|Common Name(s):||Sticky Phacelia|
|Scientific Name:||Phacelia viscida|
|Size:||Up to 30 inches|
|Habitat:||Coastal sage scrub and chaparral|
|Blooms:||March to June|
|Fire Response:||Germinate from Seed|
Sticky Phacelia - Phacelia viscida is a species in the Boraginaceae (Borage) family. It is native to the Santa Monica Mountains as well as the coastal hills and mountains of central and southern California down into Baja California. Coastal sage scrub and chaparral are the preferred habitat. Like many flowering annuals that live in this community, their numbers go up exponentially after a fire. Three or four years after a fire and this plant will be only occasionally seen. When in bloom your attention will be directed at the flowers: five petals, mostly blue to lavendar. They bloom in March and the plant will likely be dead and gone by August.
Sticky Phacelia is annual herb growing erect to a maximum height just under 30 inches or 70 centimeters. Look closely and you will observe that the plant is hairy and if you make the mistake of touching it: sticky and coated in soft and stiff, glandular hairs.

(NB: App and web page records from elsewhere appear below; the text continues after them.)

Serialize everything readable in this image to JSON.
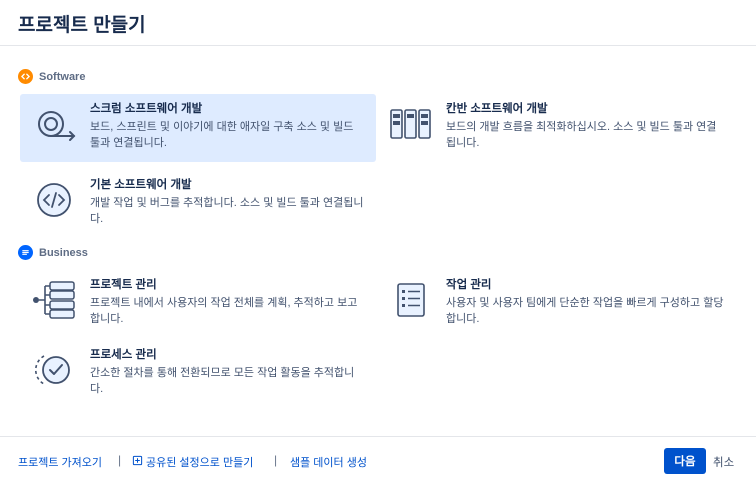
{
  "dialog": {
    "title": "프로젝트 만들기"
  },
  "sections": [
    {
      "label": "Software",
      "icon": "code-badge-icon",
      "color": "#ff8b00",
      "templates": [
        {
          "name": "스크럼 소프트웨어 개발",
          "desc": "보드, 스프린트 및 이야기에 대한 애자일 구축 소스 및 빌드 툴과 연결됩니다.",
          "icon": "scrum-cycle-icon",
          "selected": true
        },
        {
          "name": "칸반 소프트웨어 개발",
          "desc": "보드의 개발 흐름을 최적화하십시오. 소스 및 빌드 툴과 연결됩니다.",
          "icon": "kanban-board-icon",
          "selected": false
        },
        {
          "name": "기본 소프트웨어 개발",
          "desc": "개발 작업 및 버그를 추적합니다. 소스 및 빌드 툴과 연결됩니다.",
          "icon": "code-circle-icon",
          "selected": false
        }
      ]
    },
    {
      "label": "Business",
      "icon": "document-badge-icon",
      "color": "#0065ff",
      "templates": [
        {
          "name": "프로젝트 관리",
          "desc": "프로젝트 내에서 사용자의 작업 전체를 계획, 추적하고 보고합니다.",
          "icon": "project-tree-icon",
          "selected": false
        },
        {
          "name": "작업 관리",
          "desc": "사용자 및 사용자 팀에게 단순한 작업을 빠르게 구성하고 할당합니다.",
          "icon": "task-list-icon",
          "selected": false
        },
        {
          "name": "프로세스 관리",
          "desc": "간소한 절차를 통해 전환되므로 모든 작업 활동을 추적합니다.",
          "icon": "process-check-icon",
          "selected": false
        }
      ]
    }
  ],
  "footer": {
    "import_label": "프로젝트 가져오기",
    "shared_label": "공유된 설정으로 만들기",
    "sample_label": "샘플 데이터 생성",
    "next_label": "다음",
    "cancel_label": "취소"
  },
  "colors": {
    "accent": "#0052cc",
    "selected_bg": "#deebff"
  }
}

This is one of those plants that you are advised not to touch. Staining your clothing is annoying but may pale when compared to the potential rash that makes a poison oak rash seem like a short holiday. One of our trail crew members lived through the experience of handling the plant without gloves - and became forever vigilant in the presence of this seemingly harmless beauty.
Leaves alternate along the stem, are mostly oval with “toothed” edges/margins and grow on petioles ( a stalk that joins the leaf to the stem). The hairy flower cluster is a curving cyme of five-lobed flowers. Each flower is up to 2 centimeters wide and usually deep blue to lavender in color with a paler, mottled center. The five protruding stamens are tipped with white anthers.
Name Origin: Phacelia is from the Greek phakelos, “bunched”, in reference to the bunched flowers of some species; brachyloba is from the Greek brachy, “short”, and loba, “lobes”, a description of the leaves
Fire Response: this plant sprouts from seed.